The most obvious pointer concerns what you do with your arms. Crossing your arms over your chest indicates a defensive, almost hostile attitude. People will be afraid to approach you or think that you’re closed-off this way. Your arms form a “blockade” keeping you at a distance from others.
When people have an unfavourable impression of you, they develop a schema (a sort of script) on how to converse or interact with you before you even meet. Keep your arms at your side, or if you’re holding a drink, don’t be afraid to switch hands once in awhile to reach out and speak with people.
If you’re sitting, you may think crossing your legs is comfortable or attractive, but the truth is that you’re subconsciously sending out signals that you’re a bit closed off.
This has the same logic as crossing your arms – it’s a subconscious signal you’re sending to tell people that you’re not sociable.
This is a simple one.
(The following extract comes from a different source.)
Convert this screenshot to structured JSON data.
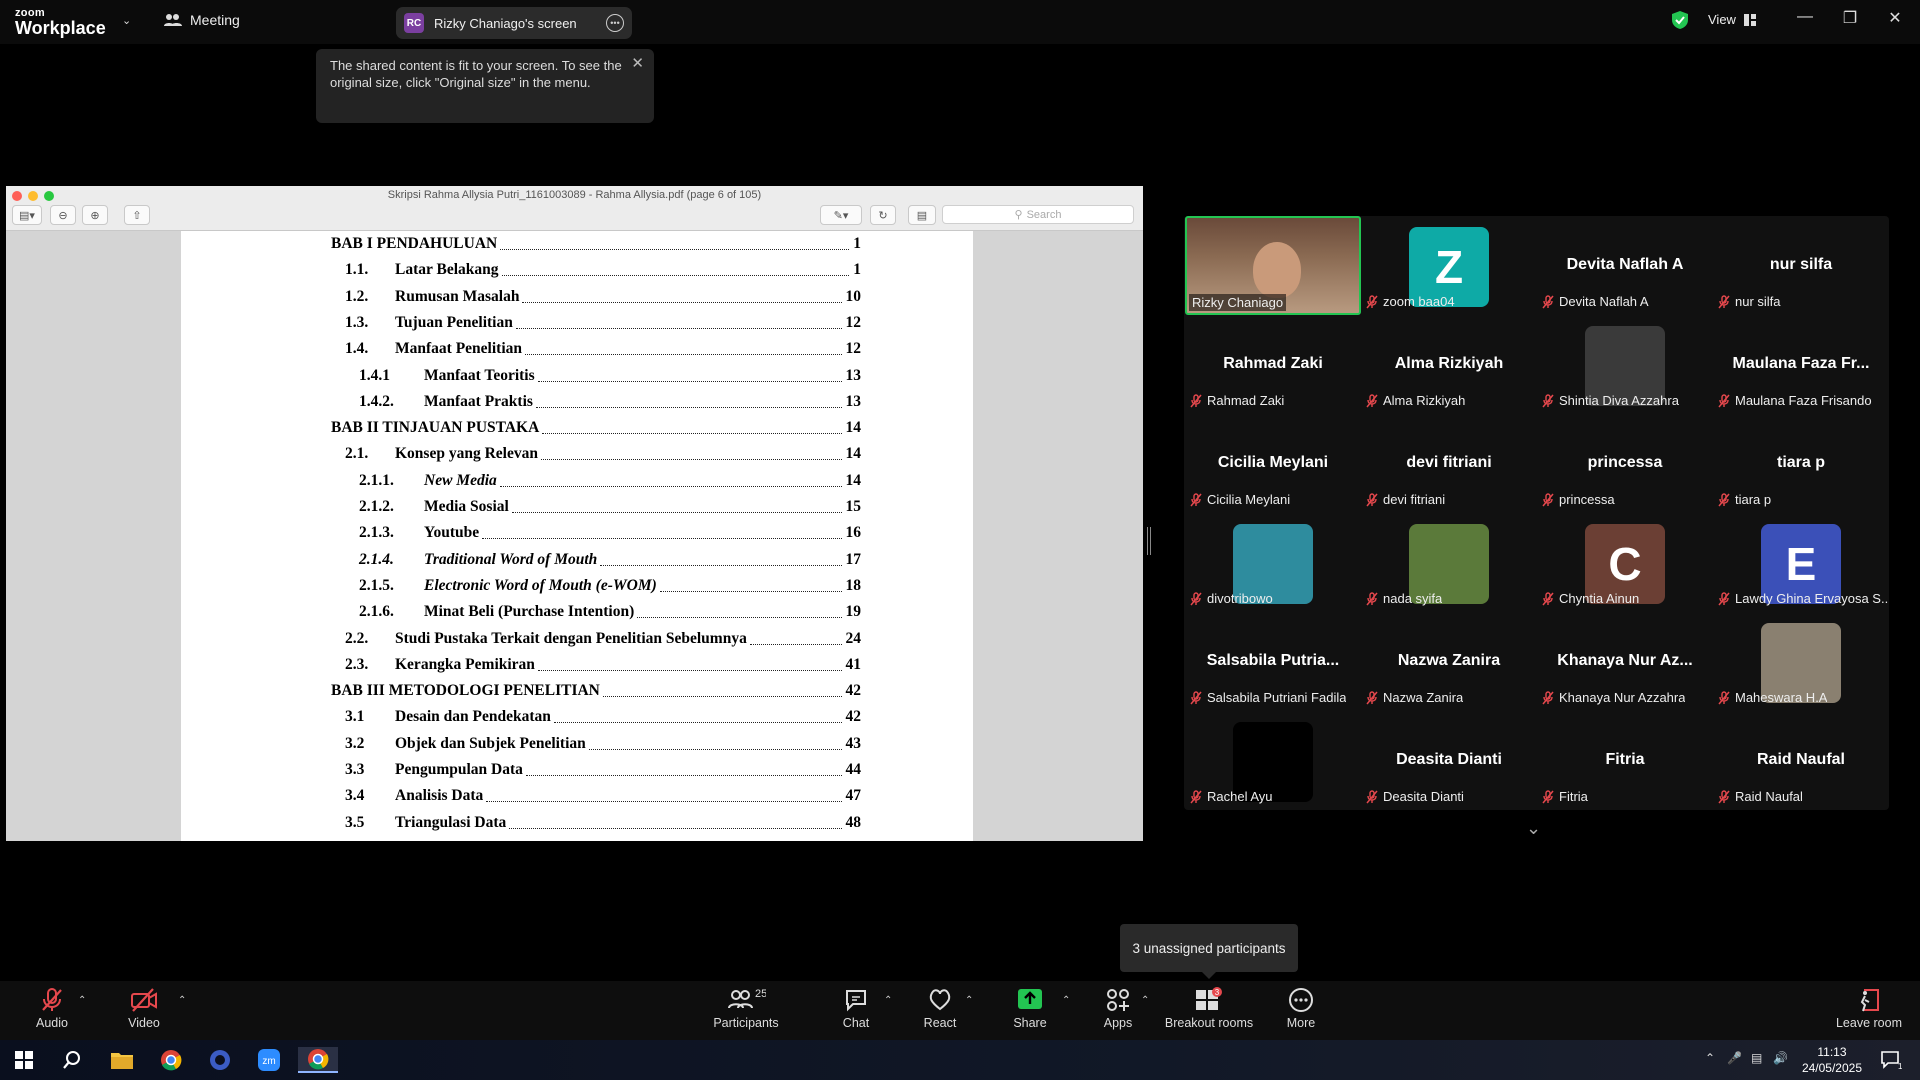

Don’t wring your hands – it’s a dead giveaway that you’re nervous or anxious. One trick is to hold a drink in your hand. Not only does this make you seem more sociable, it stops you from wringing them!
When shaking hands with others, make sure you have a firm grip. A sloppy handshake can do more damage to interpersonal relationships than you think.
Believe it or not, the position of your torso when speaking to people says a lot about you. Make sure your entire body faces a person when you’re talking to them. This way, you convey a feeling of friendliness and it tells others that you’re giving them your full attention.
Lastly, your facial expression is essential to the image that you project. It’s especially important because most people don’t even realize what their faces are saying to others about them since people are not looking in the mirror all the time.
A few weeks back I was at a meeting and the person called me out, stating that they found my defensive body language very interesting. In that case, they were completely right, because the topic was bugging me. Great observation.